The bitcoin miner Marathon Digital Holdings claims to have secured a contract that will supply electricity to produce 23.3 exahashes per second (EH/s) for the Bitcoin network.
The data center operator Applied Blockchain will house 254 megawatts of power, with an option to add 70 megawatts from different additional suppliers, including Compute North, according to a July 18 release by Marathon. Marathon anticipates that this hosting agreement will enable them to meet its target of 23.3 EH/s by 2023.
The amount of hash power a miner gives to securing the Bitcoin network is measured in exahashes per second (EH/s).
Marathon’s Texas facility will receive 90 megawatts from Applied Blockchain, and a facility in North Dakota will receive 110 to 180 megawatts. They will each generate roughly 9.2 EH/s in total.
At its facility in Granbury, Texas, Compute North has the authorization from the relevant authorities to provide Marathon with 42 megawatts of hosting capacity. By the end of 2022, 26,000 mining units will be housed there, producing 3.6 EH/s, according to Marathon.
Marathon added that a number of undisclosed suppliers would contribute up to 12 megawatts of hosting capacity, or 324 megawatts altogether, valued at approximately 0.8 EH/s.
According to the announcement by Marathon CEO Fred Thiel, the agreements should give enough hosting capacity to enable his business to provide 23.3 EH/s by 2023. He anticipates that hosting will start in August and go into the next year.
“The first miners to be hosted under these new arrangements are scheduled to be installed in August, with installations ramping at other locations in the fourth quarter of this year and continuing into 2023.”
Marathon’s disappointing 43.8 percent decline in productivity in Q2 may have been partially caused by delays with Compute North’s regulatory compliance. Although hosting was scheduled to start in June, the company was unable to secure the required authorizations.

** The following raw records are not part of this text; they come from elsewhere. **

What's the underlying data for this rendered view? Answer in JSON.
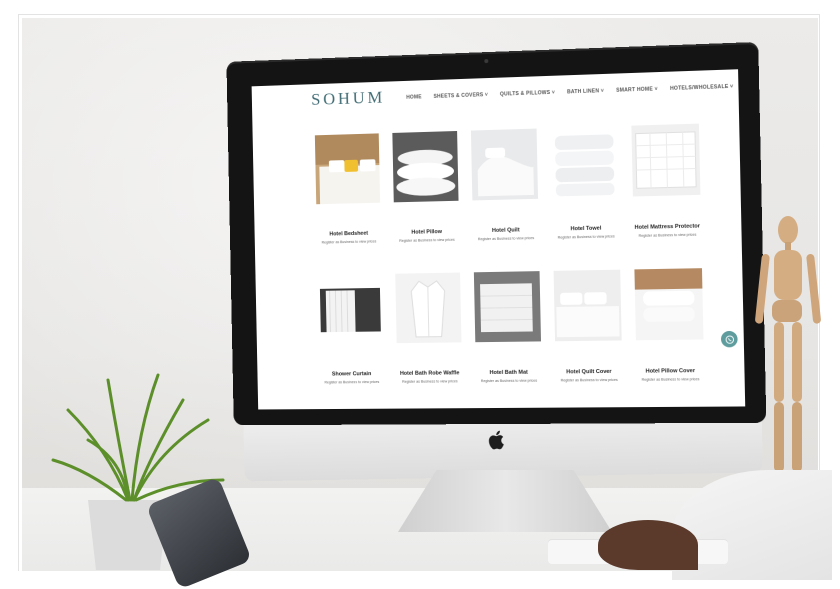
{
  "site": {
    "logo": "SOHUM",
    "nav": [
      "HOME",
      "SHEETS & COVERS ˅",
      "QUILTS & PILLOWS ˅",
      "BATH LINEN ˅",
      "SMART HOME ˅",
      "HOTELS/WHOLESALE ˅"
    ],
    "products": [
      {
        "name": "Hotel Bedsheet",
        "note": "Register as Business to view prices"
      },
      {
        "name": "Hotel Pillow",
        "note": "Register as Business to view prices"
      },
      {
        "name": "Hotel Quilt",
        "note": "Register as Business to view prices"
      },
      {
        "name": "Hotel Towel",
        "note": "Register as Business to view prices"
      },
      {
        "name": "Hotel Mattress Protector",
        "note": "Register as Business to view prices"
      },
      {
        "name": "Shower Curtain",
        "note": "Register as Business to view prices"
      },
      {
        "name": "Hotel Bath Robe Waffle",
        "note": "Register as Business to view prices"
      },
      {
        "name": "Hotel Bath Mat",
        "note": "Register as Business to view prices"
      },
      {
        "name": "Hotel Quilt Cover",
        "note": "Register as Business to view prices"
      },
      {
        "name": "Hotel Pillow Cover",
        "note": "Register as Business to view prices"
      }
    ]
  },
  "icons": {
    "chat": "whatsapp-icon",
    "brand": "apple-logo-icon"
  },
  "colors": {
    "logo": "#3f6b73",
    "chat_button": "#5e9c9e",
    "bezel": "#141414",
    "wall": "#e6e5e3"
  }
}
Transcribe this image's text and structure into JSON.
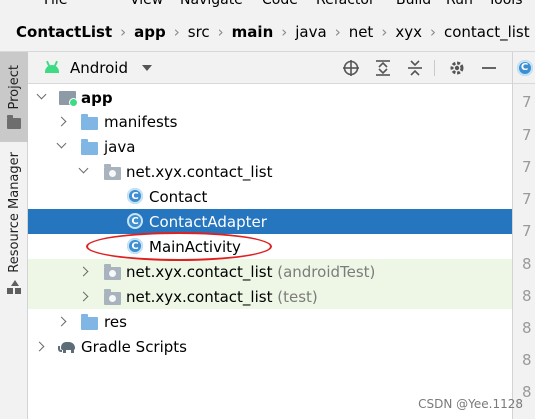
{
  "menu": [
    "File",
    "View",
    "Navigate",
    "Code",
    "Refactor",
    "Build",
    "Run",
    "Tools"
  ],
  "breadcrumb": [
    "ContactList",
    "app",
    "src",
    "main",
    "java",
    "net",
    "xyx",
    "contact_list"
  ],
  "breadcrumb_last_icon": "class-icon",
  "side_tabs": {
    "project": "Project",
    "resource_manager": "Resource Manager"
  },
  "panel": {
    "view_mode": "Android"
  },
  "tree": [
    {
      "label": "app",
      "suffix": ""
    },
    {
      "label": "manifests",
      "suffix": ""
    },
    {
      "label": "java",
      "suffix": ""
    },
    {
      "label": "net.xyx.contact_list",
      "suffix": ""
    },
    {
      "label": "Contact",
      "suffix": ""
    },
    {
      "label": "ContactAdapter",
      "suffix": ""
    },
    {
      "label": "MainActivity",
      "suffix": ""
    },
    {
      "label": "net.xyx.contact_list",
      "suffix": "(androidTest)"
    },
    {
      "label": "net.xyx.contact_list",
      "suffix": "(test)"
    },
    {
      "label": "res",
      "suffix": ""
    },
    {
      "label": "Gradle Scripts",
      "suffix": ""
    }
  ],
  "gutter_numbers": [
    "7",
    "7",
    "7",
    "7",
    "7",
    "8",
    "8",
    "8",
    "8",
    "8",
    "8"
  ],
  "class_icon_glyph": "C",
  "colors": {
    "selection": "#2675bf",
    "annotation": "#e02020",
    "class_icon": "#3d8fd1",
    "folder": "#7fb6e3",
    "test_row": "#eef7e6"
  },
  "watermark": "CSDN @Yee.1128"
}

Marathon’s decreased output was also partially caused by the closure of its Hardin, Montana, mining site on June 11 due to a strong storm. As the MARA mining pool has not mined any blocks since the storm, it appears that the facility, which provided 75% of the company’s mining power, is still down.
New power agreements were announced at the same time that Democrat U.S. Senator Elizabeth Warren alleged that miners are increasing energy prices for other consumers.